“A hot stock doubles and then doubles again in a matter of weeks. Thousands of people who have never invested in their lives suddenly try to beat the market,” prefaced Jason Zweig in The Wall Street Journal (WSJ).
He wasn’t describing today’s chase for the next Tesla, but the peak of one of the biggest manias in financial history that occurred during the summer of 1720; a period known as the “South Sea Bubble.”
That August, shares in speculative favorites like the South Sea Co. (+650% YTD), Royal Exchange Assurance (+1243%) and London Assurance (+4220%) peaked, sweeping up royalty (King George I), scholars (Sir Isaac Newton), merchants and tradesmen alike in their wake. Alas, all bubbles eventually end and this one popped in September. By the end of 1720, the stocks had fallen between 81% and 96% from their peak.
As Mark Twain said, “History doesn’t repeat itself, but it does rhyme.” Fast forwarding 300 years, people are still drawn to “get rich, quick” schemes like moths to the flame.
The Trump administration wanted to identify companies that could boost the manufacture of drugs in the U.S., reducing our reliance on foreign suppliers. Trade adviser Peter Navarro led the effort and landed on the Eastman Kodak Co. (NYSE-KODK), which he subsequently assisted in securing a $765 million loan from the U.S. International Development Finance Corporation (DFC), to support the launch of Kodak Pharmaceuticals.
Kodak is a struggling photography company with a history in chemicals and manufacturing, but only a tiny presence in pharmaceuticals. Kodak filed for bankruptcy in 2012, then made a brief splash six years later when it made a dubious attempt to recast itself as a cryptocurrency play by lending its name to a digital currency (KodakCoin) and Bitcoin-mining computer (Kodak KashMiner), causing its stock to triple for a hot second.
On Friday, July 24, KODK traded 75,000 shares and closed at $2.10. Just after noon on Monday, July 27, stories were posted on the websites of the ABC and CBS affiliates in Rochester based on a media advisory Kodak had distributed about a Kodak initiative with the government in response to the pandemic. The advisory, which quoted a spokesperson saying the initiative “could change the course of history for Rochester and the American people,” didn’t indicate the information wasn’t supposed to be released publicly.
Kodak asked the stations to remove the stories from their websites (which they did), but in the age of digital investment communities on Twitter, Discord and Reddit, once the genie is out of the bottle, it’s impossible to put him back in. KODK trading volume surged to 1.6 million shares and closed at $2.62 (up 25% from the prior day).
The next morning, the WSJ reported Kodak would receive a government loan to produce drug ingredients. Trading volume exploded to 284.7 million shares and the stock reached an intraday high of $11.80. President Trump made it “official” at his 5 p.m. press briefing, hailing it as “one of the most important deals in the history of the U.S. pharmaceutical industries.”

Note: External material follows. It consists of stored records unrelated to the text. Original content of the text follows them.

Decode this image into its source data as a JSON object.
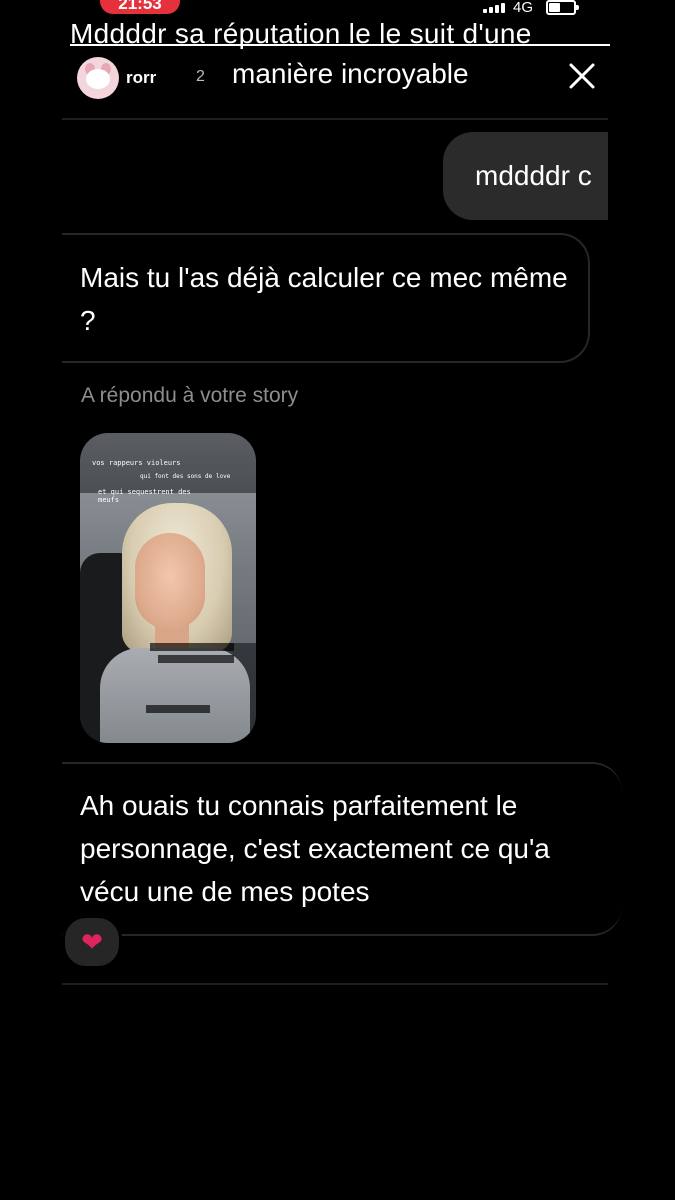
{
  "status_bar": {
    "time": "21:53",
    "network": "4G"
  },
  "overlay": {
    "line1": "Mddddr sa réputation le le suit d'une",
    "line2": "manière incroyable"
  },
  "header": {
    "username": "rorr",
    "time_ago": "2"
  },
  "messages": {
    "sent_1": "mddddr c",
    "received_1": "Mais tu l'as déjà calculer ce mec même ?",
    "story_reply_label": "A répondu à votre story",
    "received_2": "Ah ouais tu connais parfaitement le personnage, c'est exactement ce qu'a vécu une de mes potes",
    "reaction": "❤"
  },
  "story": {
    "caption_1": "vos rappeurs violeurs",
    "caption_2": "qui font des sons de love",
    "caption_3": "et qui sequestrent des meufs"
  }
}
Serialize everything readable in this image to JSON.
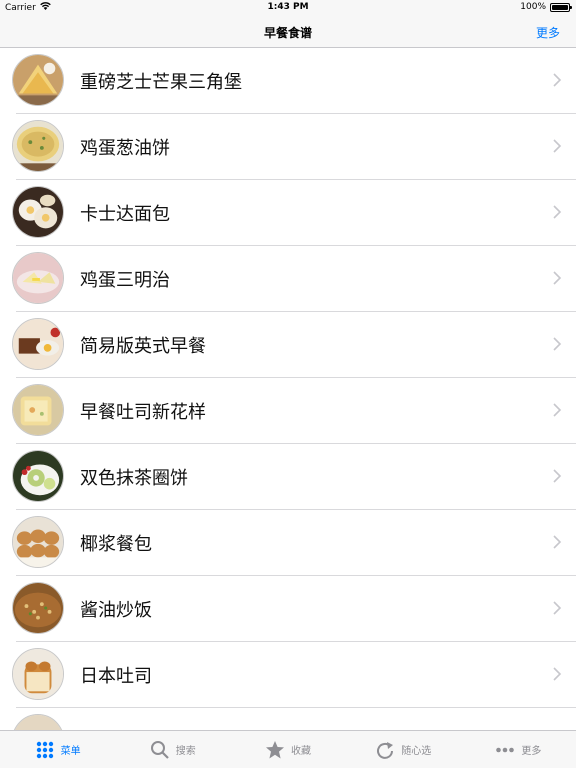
{
  "status_bar": {
    "carrier": "Carrier",
    "time": "1:43 PM",
    "battery": "100%"
  },
  "nav": {
    "title": "早餐食谱",
    "more_label": "更多"
  },
  "recipes": [
    {
      "name": "重磅芝士芒果三角堡",
      "icon": "recipe-photo-icon"
    },
    {
      "name": "鸡蛋葱油饼",
      "icon": "recipe-photo-icon"
    },
    {
      "name": "卡士达面包",
      "icon": "recipe-photo-icon"
    },
    {
      "name": "鸡蛋三明治",
      "icon": "recipe-photo-icon"
    },
    {
      "name": "简易版英式早餐",
      "icon": "recipe-photo-icon"
    },
    {
      "name": "早餐吐司新花样",
      "icon": "recipe-photo-icon"
    },
    {
      "name": "双色抹茶圈饼",
      "icon": "recipe-photo-icon"
    },
    {
      "name": "椰浆餐包",
      "icon": "recipe-photo-icon"
    },
    {
      "name": "酱油炒饭",
      "icon": "recipe-photo-icon"
    },
    {
      "name": "日本吐司",
      "icon": "recipe-photo-icon"
    },
    {
      "name": "",
      "icon": "recipe-photo-icon"
    }
  ],
  "tabs": [
    {
      "label": "菜单",
      "icon": "grid-dots-icon",
      "active": true
    },
    {
      "label": "搜索",
      "icon": "search-icon",
      "active": false
    },
    {
      "label": "收藏",
      "icon": "star-icon",
      "active": false
    },
    {
      "label": "随心选",
      "icon": "refresh-icon",
      "active": false
    },
    {
      "label": "更多",
      "icon": "more-dots-icon",
      "active": false
    }
  ],
  "colors": {
    "accent": "#007aff",
    "inactive": "#8e8e93",
    "bar_background": "#f7f7f7"
  }
}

Not surprisingly, speculative fever reached a peak the following day, Wednesday, July 29. The stock traded as high as $60, as more than 100,000 users of the popular Robinhood trading app jumped in.
Alas, the three-day, $2-to-$60 rocket ship ride for KODK speculators proved to be short-lived.
As it turned out, the agreement between the government and Kodak was preliminary and far from a “done deal.” The SEC has opened an investigation into how the company disclosed information and the fortuitous timing of stock options granted to Kodak’s CEO Jim Continenza (1.75 million shares) and other executives on July 27, representing a potentially ginormous financial windfall. Additionally, the company is reviewing the well-timed gift (3 million shares of KODK on July 29, valued at $116.3 million) by board member George Karfunkel and his wife to a religious charity controlled by Mr. Karfunkel, which could generate tens of millions of dollars in income tax benefits for the couple.
On Aug. 7 the DFC announced it was halting the loan, pending review of the “troubling” allegations. Supporters of the deal are nowhere to be found. KODK currently trades around $7.
Fear of missing out (FOMO) and the siren song of getting rich quick are powerful motivators, but the way to make money in the stock market is s-l-o-w-l-y. Try to hit singles and doubles and let the miracle of compound interest put runs up on the scoreboard.
Mickey Kim is the chief operating officer and chief compliance officer for Columbus-based investment adviser Kirr Marbach & Co. Kim also writes for the Indianapolis Business Journal. He can be reached at 812-376-9444 or email@example.com. Send comments to firstname.lastname@example.org.